Michael Cromer Headshot

Michael Cromer

Assistant Professor
School of Mathematical Sciences
College of Science

585-475-4078
Office Hours
M W: 9:30-10:30 T Th: 10:45-12:00
Office Location

Michael Cromer

Assistant Professor
School of Mathematical Sciences
College of Science

Education

BS, York College of Pennsylvania; MS, Ph.D., University of Delaware

Bio

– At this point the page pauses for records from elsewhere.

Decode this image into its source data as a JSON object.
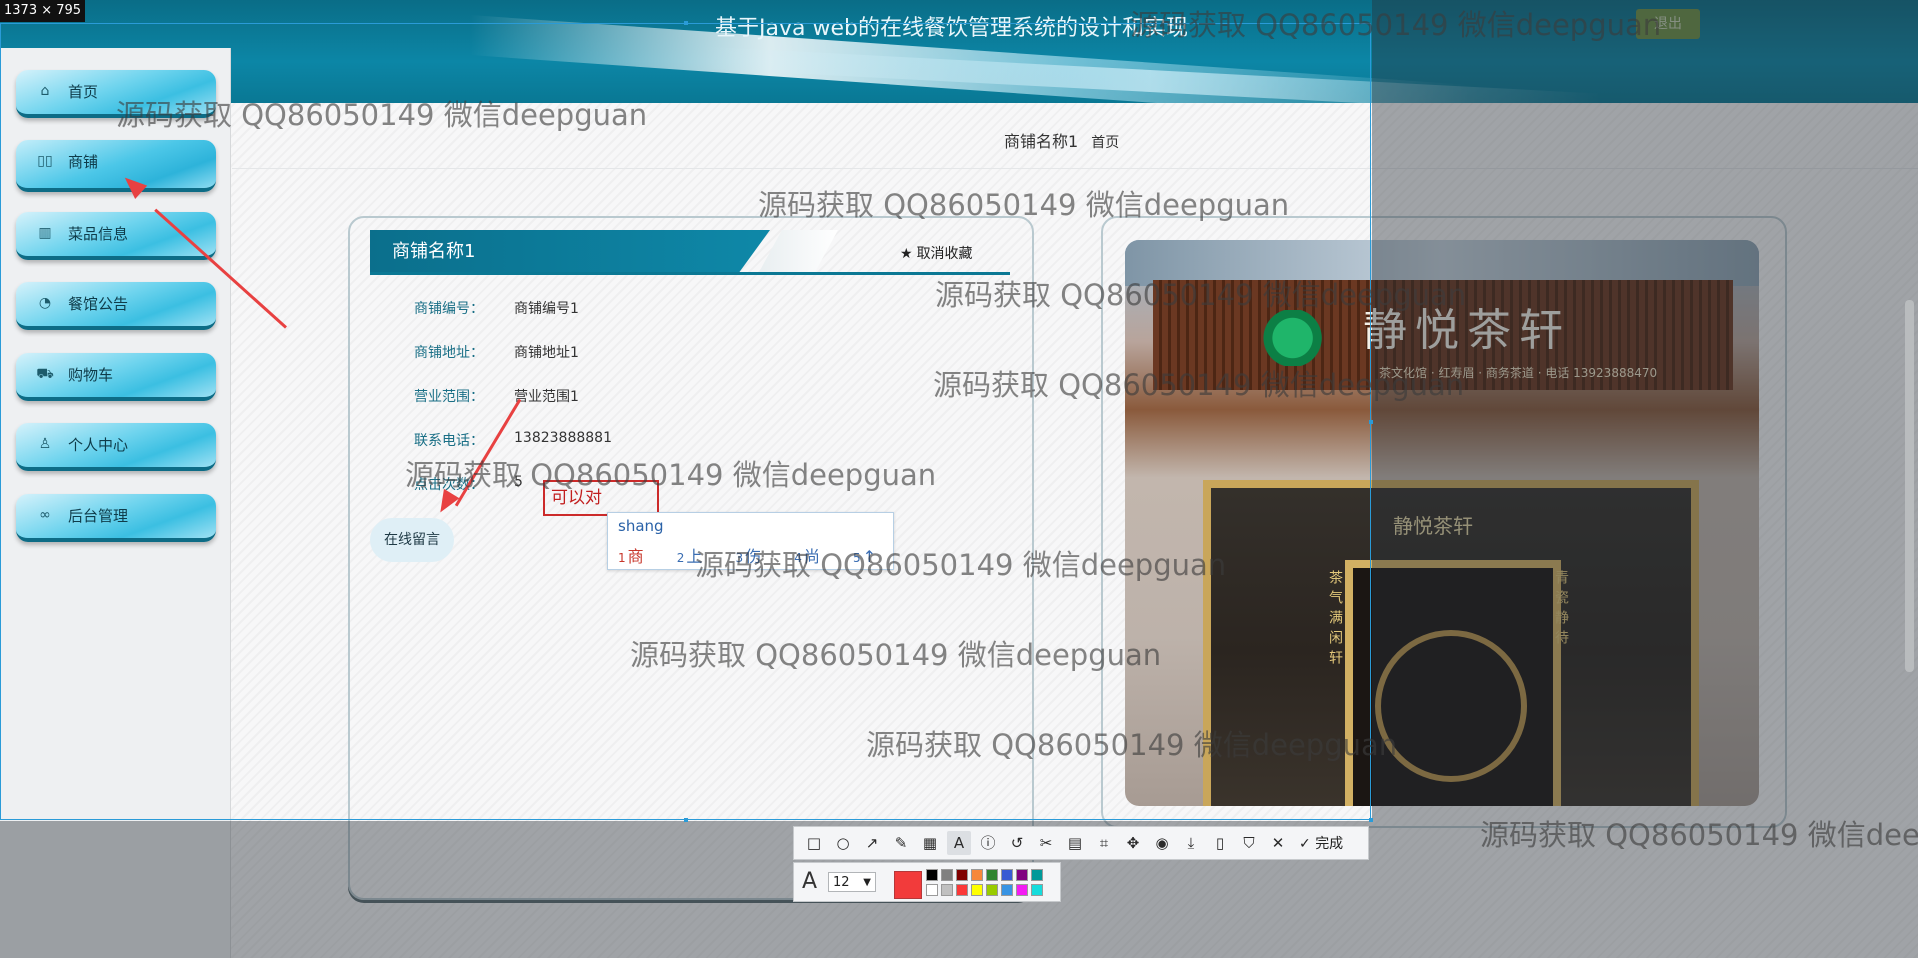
{
  "window": {
    "dimension_label": "1373 × 795"
  },
  "header": {
    "title": "基于Java web的在线餐饮管理系统的设计和实现",
    "logout_label": "退出"
  },
  "sidebar": {
    "items": [
      {
        "label": "首页",
        "icon": "home-icon"
      },
      {
        "label": "商铺",
        "icon": "columns-icon",
        "active": true
      },
      {
        "label": "菜品信息",
        "icon": "shop-icon"
      },
      {
        "label": "餐馆公告",
        "icon": "gauge-icon"
      },
      {
        "label": "购物车",
        "icon": "cart-icon"
      },
      {
        "label": "个人中心",
        "icon": "user-icon"
      },
      {
        "label": "后台管理",
        "icon": "link-icon"
      }
    ]
  },
  "breadcrumb": {
    "current": "商铺名称1",
    "home": "首页"
  },
  "shop": {
    "title": "商铺名称1",
    "favorite_label": "取消收藏",
    "fields": [
      {
        "key": "商铺编号：",
        "value": "商铺编号1"
      },
      {
        "key": "商铺地址：",
        "value": "商铺地址1"
      },
      {
        "key": "营业范围：",
        "value": "营业范围1"
      },
      {
        "key": "联系电话：",
        "value": "13823888881"
      },
      {
        "key": "点击次数：",
        "value": "5"
      }
    ],
    "message_button": "在线留言",
    "photo": {
      "sign": "静悦茶轩",
      "sign_sub": "茶文化馆 · 红寿眉 · 商务茶道 · 电话 13923888470",
      "inner_sign": "静悦茶轩",
      "pillar_left": "茶气满闲轩",
      "pillar_right": "青瓷静待"
    }
  },
  "ime": {
    "typed_text": "可以对",
    "composition": "shang",
    "candidates": [
      {
        "n": "1",
        "text": "商"
      },
      {
        "n": "2",
        "text": "上"
      },
      {
        "n": "3",
        "text": "伤"
      },
      {
        "n": "4",
        "text": "尚"
      },
      {
        "n": "5",
        "text": "↑"
      }
    ]
  },
  "watermark": "源码获取 QQ86050149 微信deepguan",
  "screenshot_tool": {
    "done_label": "完成",
    "font_size": "12",
    "current_color": "#f23b3b",
    "palette": [
      "#000000",
      "#808080",
      "#800000",
      "#f7883a",
      "#308430",
      "#385ad3",
      "#800080",
      "#009999",
      "#ffffff",
      "#c0c0c0",
      "#fb3838",
      "#ffff00",
      "#99cc00",
      "#3894e4",
      "#f31bf3",
      "#16dcdc"
    ]
  }
}
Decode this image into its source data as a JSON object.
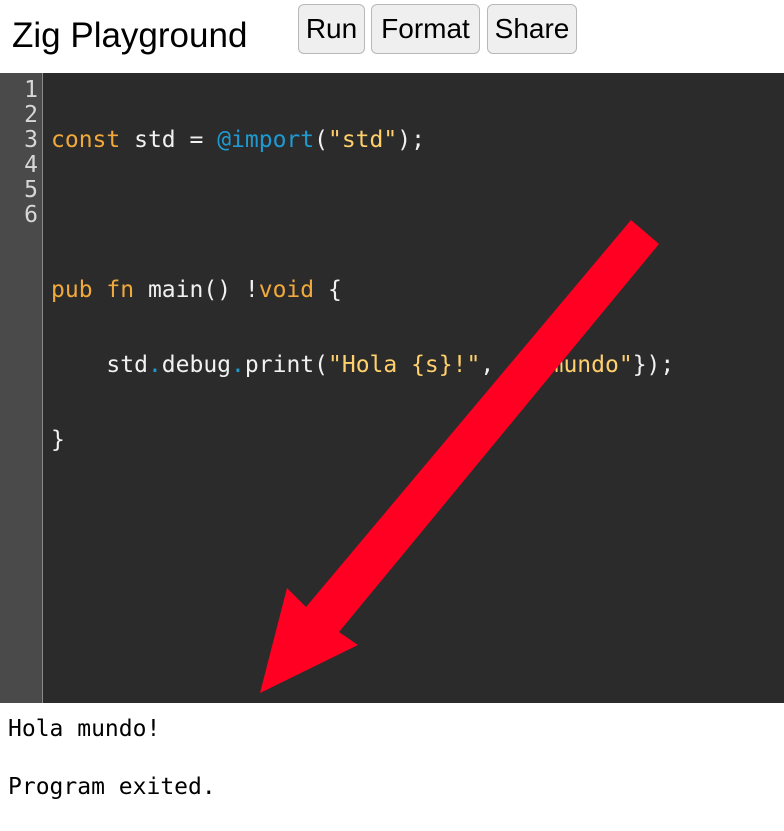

I received my B.S. in Mathematics at York College of Pennsyvania in 2005, and my Ph.D. in Applied Mathematics from the University of Delaware in 2011. During my time at UD, I spent several months at the Institute for Mathematics and its Applications at the University of Minnesota during a special semester on complex fluids, and was also awarded the University Dissertation Fellowship. Upon graduation, I was a postdoctoral scholar in Chemical Engineering and the Materials Research Lab at the University of California, Santa Barbara 2011-2013. In 2013, I was awarded a National Research Council Research Associateship and spent the next year conducting research at the National Institute of Standards and Technology. I started at RIT in 2014. My research focuses on the modeling, analysis and simulation of complex fluids. I am interested in a wide range of materials (e.g., wormlike micellar solutions, polymer solutions, and colloidal dispersions), which have a wide range of applications (e.g., oil recovery, soft body armor, materials processing).

585-475-4078

Areas of Expertise

Currently Teaching

MATH-495
1 - 3 Credits
This course is a faculty-directed project that could be considered original in nature. The level of work is appropriate for students in their final two years of undergraduate study.
MATH-381
3 Credits
This course covers the algebra of complex numbers, analytic functions, Cauchy-Riemann equations, complex integration, Cauchy's integral theorem and integral formulas, Taylor and Laurent series, residues, and the calculation of real-valued integrals by complex-variable methods.
MATH-790
0 - 9 Credits
Masters-level research by the candidate on an appropriate topic as arranged between the candidate and the research advisor.
MATH-500
3 Credits
This capstone experience introduces students to mathematical problems and situations not encountered in previous courses of study. The class will primarily revolve around student-directed,collaborative efforts to solve a given problem using rigorous mathematical analysis and (as appropriate) computational methods. Significant work outside the classroom will be required of students. Students will write a formal report of their solution methods, and produce a poster for presentation at an end-of-term conference-style event.
MATH-182
4 Credits
This is the second in a two-course sequence intended for students majoring in mathematics, science, or engineering. It emphasizes the understanding of concepts, and using them to solve physical problems. The course covers techniques of integration including integration by parts, partial fractions, improper integrals, applications of integration, representing functions by infinite series, convergence and divergence of series, parametric curves, and polar coordinates.
MATH-607
1 Credits
This course is a continuation of Graduate Seminar I. It prepares students to engage in activities necessary for independent mathematical research and introduces them to a broad range of active interdisciplinary programs related to applied mathematics.

Select Scholarship

Journal Paper
Cromer, Michael, Glenn H. Fredrickson, and L. Gary Leal. "Concentration Fluctuations in Polymer Solutions Under Mixed Flow." Journal of Rheology 6. 14 (2017): 711-730. Print.
Kalb, Arthur, et al. "Role of Chain Scission in Cross-Slot Flow of Wormlike Micellar Solutions." Physical Review Fluids 2. (2017): 1-10. Print.
Cromer, M. and L. P. Cook. "A Study of Pressure-Driven Flow of Wormlike Micellar Solutions through a Converging/Diverging Channel." Journal of Rheology 60. (2016): 953-972. Web.
Peterson, J. D., et al. "Shear Banding Predictions for the Two-Fluid Rolie-Poly Model." Journal of Rheology 60. (2016): 927-951. Web.